COLUMBIA — As Missouri held its annual statewide tornado drill Thursday afternoon, an MU climatologist said residents of the state might have a quieter spring than usual.
Tony Lupo, professor of atmospheric science at MU, expects La Niña to direct severe weather toward the east and north of mid-Missouri. La Niña is a phenomenon that occurs when the eastern tropical Pacific Ocean is cooler than usual. It's essentially the opposite of El Niño, which is when the eastern tropical Pacific is warmer than usual, Lupo said.
Weather a severe storm with these tips from the Columbia/Boone County Office of Emergency Management.
La Niña generally pushes the jet stream toward the northern part of the Midwest, Lupo said.
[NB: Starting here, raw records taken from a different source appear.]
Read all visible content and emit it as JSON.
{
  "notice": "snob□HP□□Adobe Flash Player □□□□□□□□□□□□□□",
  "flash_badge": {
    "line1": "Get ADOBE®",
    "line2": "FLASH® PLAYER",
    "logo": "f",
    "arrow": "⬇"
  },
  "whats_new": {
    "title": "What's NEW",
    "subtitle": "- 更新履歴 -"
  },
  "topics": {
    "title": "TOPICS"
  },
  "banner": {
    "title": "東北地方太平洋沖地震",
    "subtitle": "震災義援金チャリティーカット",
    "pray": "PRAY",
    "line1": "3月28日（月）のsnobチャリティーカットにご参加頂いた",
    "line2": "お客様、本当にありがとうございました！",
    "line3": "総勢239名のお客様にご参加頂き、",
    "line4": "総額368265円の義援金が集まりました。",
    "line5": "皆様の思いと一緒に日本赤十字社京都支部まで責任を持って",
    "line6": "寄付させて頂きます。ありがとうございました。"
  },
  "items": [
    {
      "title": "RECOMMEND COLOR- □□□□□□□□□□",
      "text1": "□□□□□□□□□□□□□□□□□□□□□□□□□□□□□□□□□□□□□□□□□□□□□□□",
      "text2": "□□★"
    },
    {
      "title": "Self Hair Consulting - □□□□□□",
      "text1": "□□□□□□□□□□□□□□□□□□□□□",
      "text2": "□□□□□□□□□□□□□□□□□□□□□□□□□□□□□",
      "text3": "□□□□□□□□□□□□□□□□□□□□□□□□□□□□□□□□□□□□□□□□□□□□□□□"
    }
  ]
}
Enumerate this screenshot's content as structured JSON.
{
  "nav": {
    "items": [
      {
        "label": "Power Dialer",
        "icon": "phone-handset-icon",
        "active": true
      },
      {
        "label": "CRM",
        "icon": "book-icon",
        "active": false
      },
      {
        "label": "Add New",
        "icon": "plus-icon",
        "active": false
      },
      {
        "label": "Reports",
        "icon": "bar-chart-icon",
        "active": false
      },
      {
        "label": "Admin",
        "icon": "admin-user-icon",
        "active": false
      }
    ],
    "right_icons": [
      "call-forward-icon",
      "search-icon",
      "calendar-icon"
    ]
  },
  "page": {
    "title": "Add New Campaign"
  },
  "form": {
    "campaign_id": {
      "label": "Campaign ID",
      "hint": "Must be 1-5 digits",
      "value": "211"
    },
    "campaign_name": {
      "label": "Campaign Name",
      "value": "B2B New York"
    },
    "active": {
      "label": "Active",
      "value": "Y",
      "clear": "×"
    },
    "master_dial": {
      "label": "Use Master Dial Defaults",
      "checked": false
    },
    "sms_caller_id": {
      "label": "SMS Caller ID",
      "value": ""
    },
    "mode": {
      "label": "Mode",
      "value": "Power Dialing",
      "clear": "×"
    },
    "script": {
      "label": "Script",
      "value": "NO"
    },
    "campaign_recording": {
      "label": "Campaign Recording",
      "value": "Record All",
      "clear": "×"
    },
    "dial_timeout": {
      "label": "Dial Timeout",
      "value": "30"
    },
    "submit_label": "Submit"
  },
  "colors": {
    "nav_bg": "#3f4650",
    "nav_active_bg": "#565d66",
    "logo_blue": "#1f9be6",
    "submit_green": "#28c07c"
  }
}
This could lead to more storms and severe weather in those areas.
"For us, this could possibly lead to a drier than normal spring, and that would also mean a drier than normal summer," Lupo said.
Still, there are other factors that help determine whether or not a severe storm will occur, National Weather Service meteorologist Jayson Gosselin said, and it is difficult to make accurate seasonal forecasts.
The weather service's three-month outlook shows that Columbia has an equal chance of experiencing above- or below-normal precipitation and temperatures over the next three months.
Not that this ever stopped the writers of the Farmers' Almanac, who predicted February's near-blizzard in mid-Missouri to the day. The almanac calls for significant snowfall March 24 to 27, intermittent dry spells in April and May and potentially severe thunderstorms April 20 to 23.
"This is just part of the natural ebb and flow of things with El Niño and La Niña," Lupo said.
No tornado has touched down in Columbia since Nov. 9, 1998, when a twister struck the southeast part of the city, destroying or severely damaging about 50 homes and businesses. The storm hit Southridge Subdivision particularly hard.
Even though it has been more than 12 years since a tornado touched down in Columbia, Lupo said the area doesn't enjoy any immunity, especially from storms coming from the north and west. The area between the Ozarks and St. Louis does receive some natural tornado protection, though.
"We are a bit shielded from tornadoes from the southwest due to the Ozark Plateau," Lupo said.